Having chosen to conduct a placement with Citizens Advice as part of one of my final year modules at Uni, I was expecting to be shut in an office performing admin duties, much like that of a paralegal, helping advisors by prepping for client interviews and casework. So, the opportunity to engage with real-life clients with real-world issues has been wonderful. Indeed, delving into the raw issues clients face is something that sparked my interest to pursue a career in law; being able to develop my advocacy skills and throw myself into the friction of real-life cases is an electrifying privilege. Further to this, being able to engage with clients has strengthened my commercial awareness: something that is highly sought after in the legal profession. Interestingly, I have found that issues clients face don’t always marry up with how the law is supposed to work in theory. For example, I’m currently doing a land law module and have discovered that, in reality, the rent system is broken, and this has only been exacerbated by the pandemic.

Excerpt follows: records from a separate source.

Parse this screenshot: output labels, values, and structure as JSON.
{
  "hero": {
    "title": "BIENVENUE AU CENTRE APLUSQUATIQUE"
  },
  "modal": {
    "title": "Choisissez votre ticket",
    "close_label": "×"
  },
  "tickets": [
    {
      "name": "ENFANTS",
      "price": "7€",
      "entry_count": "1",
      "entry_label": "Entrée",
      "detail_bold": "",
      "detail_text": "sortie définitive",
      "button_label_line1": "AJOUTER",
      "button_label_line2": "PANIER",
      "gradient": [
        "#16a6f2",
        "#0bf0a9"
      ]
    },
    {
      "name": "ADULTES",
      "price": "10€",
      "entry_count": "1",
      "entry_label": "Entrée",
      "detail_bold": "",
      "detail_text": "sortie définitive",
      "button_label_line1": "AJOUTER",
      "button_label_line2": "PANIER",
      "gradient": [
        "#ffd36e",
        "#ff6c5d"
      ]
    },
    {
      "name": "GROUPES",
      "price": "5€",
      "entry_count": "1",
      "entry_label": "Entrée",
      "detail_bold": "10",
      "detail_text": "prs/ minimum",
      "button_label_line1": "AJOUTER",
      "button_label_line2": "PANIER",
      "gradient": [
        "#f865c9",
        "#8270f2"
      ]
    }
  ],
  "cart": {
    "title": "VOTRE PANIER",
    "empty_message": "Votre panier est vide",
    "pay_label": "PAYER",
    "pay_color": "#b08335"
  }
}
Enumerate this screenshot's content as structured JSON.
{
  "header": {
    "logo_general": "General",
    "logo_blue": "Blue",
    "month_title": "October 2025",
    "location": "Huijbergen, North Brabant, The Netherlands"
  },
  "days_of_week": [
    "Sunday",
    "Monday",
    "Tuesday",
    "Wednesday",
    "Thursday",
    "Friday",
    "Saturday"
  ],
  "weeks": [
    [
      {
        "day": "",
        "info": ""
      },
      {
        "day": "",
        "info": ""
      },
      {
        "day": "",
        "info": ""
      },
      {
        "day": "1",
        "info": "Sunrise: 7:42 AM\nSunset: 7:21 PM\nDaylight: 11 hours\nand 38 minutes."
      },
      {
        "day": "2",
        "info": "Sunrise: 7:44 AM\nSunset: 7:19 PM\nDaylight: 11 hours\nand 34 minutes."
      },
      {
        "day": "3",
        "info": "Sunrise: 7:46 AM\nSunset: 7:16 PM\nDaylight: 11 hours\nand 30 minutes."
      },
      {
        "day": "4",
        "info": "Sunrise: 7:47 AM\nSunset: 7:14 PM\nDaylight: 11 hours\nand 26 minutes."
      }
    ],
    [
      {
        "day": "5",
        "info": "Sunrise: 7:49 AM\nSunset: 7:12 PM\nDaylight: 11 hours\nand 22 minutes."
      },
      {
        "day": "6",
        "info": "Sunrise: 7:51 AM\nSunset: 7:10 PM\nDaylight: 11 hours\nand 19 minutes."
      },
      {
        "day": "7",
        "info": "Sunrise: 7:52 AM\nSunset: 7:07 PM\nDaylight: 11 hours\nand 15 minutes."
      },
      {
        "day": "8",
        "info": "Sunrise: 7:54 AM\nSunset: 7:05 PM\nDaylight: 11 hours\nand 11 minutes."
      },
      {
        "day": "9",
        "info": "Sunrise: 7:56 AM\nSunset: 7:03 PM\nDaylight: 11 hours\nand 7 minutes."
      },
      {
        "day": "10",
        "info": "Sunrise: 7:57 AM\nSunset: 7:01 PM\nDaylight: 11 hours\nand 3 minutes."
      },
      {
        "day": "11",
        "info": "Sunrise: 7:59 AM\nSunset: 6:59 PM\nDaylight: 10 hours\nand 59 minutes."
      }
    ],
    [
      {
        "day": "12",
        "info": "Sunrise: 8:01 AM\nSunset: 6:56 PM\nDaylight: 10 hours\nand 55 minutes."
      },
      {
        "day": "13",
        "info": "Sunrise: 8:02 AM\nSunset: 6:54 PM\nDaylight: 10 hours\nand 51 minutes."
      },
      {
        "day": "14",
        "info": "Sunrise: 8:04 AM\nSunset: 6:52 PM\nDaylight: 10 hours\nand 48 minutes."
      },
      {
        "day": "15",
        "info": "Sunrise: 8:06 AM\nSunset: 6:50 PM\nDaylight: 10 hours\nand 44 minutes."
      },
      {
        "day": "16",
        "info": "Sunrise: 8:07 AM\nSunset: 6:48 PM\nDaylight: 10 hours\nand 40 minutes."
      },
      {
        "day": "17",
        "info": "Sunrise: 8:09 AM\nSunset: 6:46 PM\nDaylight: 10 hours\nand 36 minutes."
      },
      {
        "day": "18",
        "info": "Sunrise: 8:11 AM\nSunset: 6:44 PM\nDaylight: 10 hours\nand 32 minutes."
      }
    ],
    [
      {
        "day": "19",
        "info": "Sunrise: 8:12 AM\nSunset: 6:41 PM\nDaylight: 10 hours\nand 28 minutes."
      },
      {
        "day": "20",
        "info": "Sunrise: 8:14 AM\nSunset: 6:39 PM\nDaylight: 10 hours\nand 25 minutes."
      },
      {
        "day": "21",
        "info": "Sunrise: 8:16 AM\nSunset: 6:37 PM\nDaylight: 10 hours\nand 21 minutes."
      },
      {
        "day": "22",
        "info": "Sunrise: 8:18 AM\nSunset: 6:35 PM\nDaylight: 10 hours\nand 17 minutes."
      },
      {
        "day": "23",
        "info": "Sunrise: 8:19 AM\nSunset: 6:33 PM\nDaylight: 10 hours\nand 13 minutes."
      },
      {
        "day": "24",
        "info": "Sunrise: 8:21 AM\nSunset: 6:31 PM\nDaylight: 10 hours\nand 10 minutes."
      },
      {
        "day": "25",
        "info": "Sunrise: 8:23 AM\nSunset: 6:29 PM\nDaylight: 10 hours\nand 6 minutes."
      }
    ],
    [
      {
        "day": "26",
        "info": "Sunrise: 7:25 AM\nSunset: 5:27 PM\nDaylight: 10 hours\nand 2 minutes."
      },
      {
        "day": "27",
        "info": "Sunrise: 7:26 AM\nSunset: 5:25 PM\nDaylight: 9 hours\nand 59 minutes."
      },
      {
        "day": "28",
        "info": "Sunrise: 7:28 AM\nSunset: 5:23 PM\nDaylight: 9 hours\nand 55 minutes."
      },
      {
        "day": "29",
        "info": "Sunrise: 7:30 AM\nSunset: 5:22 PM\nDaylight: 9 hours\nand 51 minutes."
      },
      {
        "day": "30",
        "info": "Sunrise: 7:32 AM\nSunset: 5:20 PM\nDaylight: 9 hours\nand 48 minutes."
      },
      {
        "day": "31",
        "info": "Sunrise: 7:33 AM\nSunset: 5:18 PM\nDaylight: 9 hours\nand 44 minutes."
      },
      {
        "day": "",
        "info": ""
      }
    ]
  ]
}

Also, I have learnt since working at the CA, just how much each of the different enquiry areas contradicts, support, and overlap each other; it’s a constant battle to provide the client with the most accurate, and appropriate, advice in regard to the question they are asking. In this respect, giving email advice is a bit like answering an IRAC problem question: you need to identify the specific issues the client is facing, consult AdviserNet and the Essential Information Questions Booklet (aka The Advisor Bible) to determine what the law says and apply this to the facts of the case. These kinds of problem-solving and brain-busting challenges have been something I’ve yearned for since starting back at Uni and are a welcome break from having my head stuck in textbooks or Westlaw!

What has intrigued me the most about working at the CA is their social research and campaign work; as an organisation, they’re proactive in research, helping people before they reach the point of needing advice. It means they have a closer understanding of the problems that people experience, improving the client journey. Of particular interest to me has been the work on welfare policy, including that of Universal Credit and disability benefits, and energy market turbulence with hikes in energy prices amid a recovering job market. For example, CA successfully campaigned for the £20 uplift of UC to be extended, has highlighted how the disabled were left behind during the pandemic, and its research has emphasised that since the energy price cap rose by almost £140/year for the average dual fuel customer, the number of people falling into debt is likely to rise. The opportunity to raise awareness about issues people are facing excites me, especially when I think about the impact it may have and how social research can help foster growth and innovative, and more importantly, informed, policy and legislative responses. As a carer for my mum, who is one of the thousands of disabled people that feel abandoned by the Government, especially in the wake of the pandemic, I am excited at the opportunity to work with CA and share her voice on the importance of a functioning health and social care system and welfare policy framework.

As I begin to advise more clients, I look forward to delving into more enquiry areas, participating in social research, and campaigning and championing legislative change.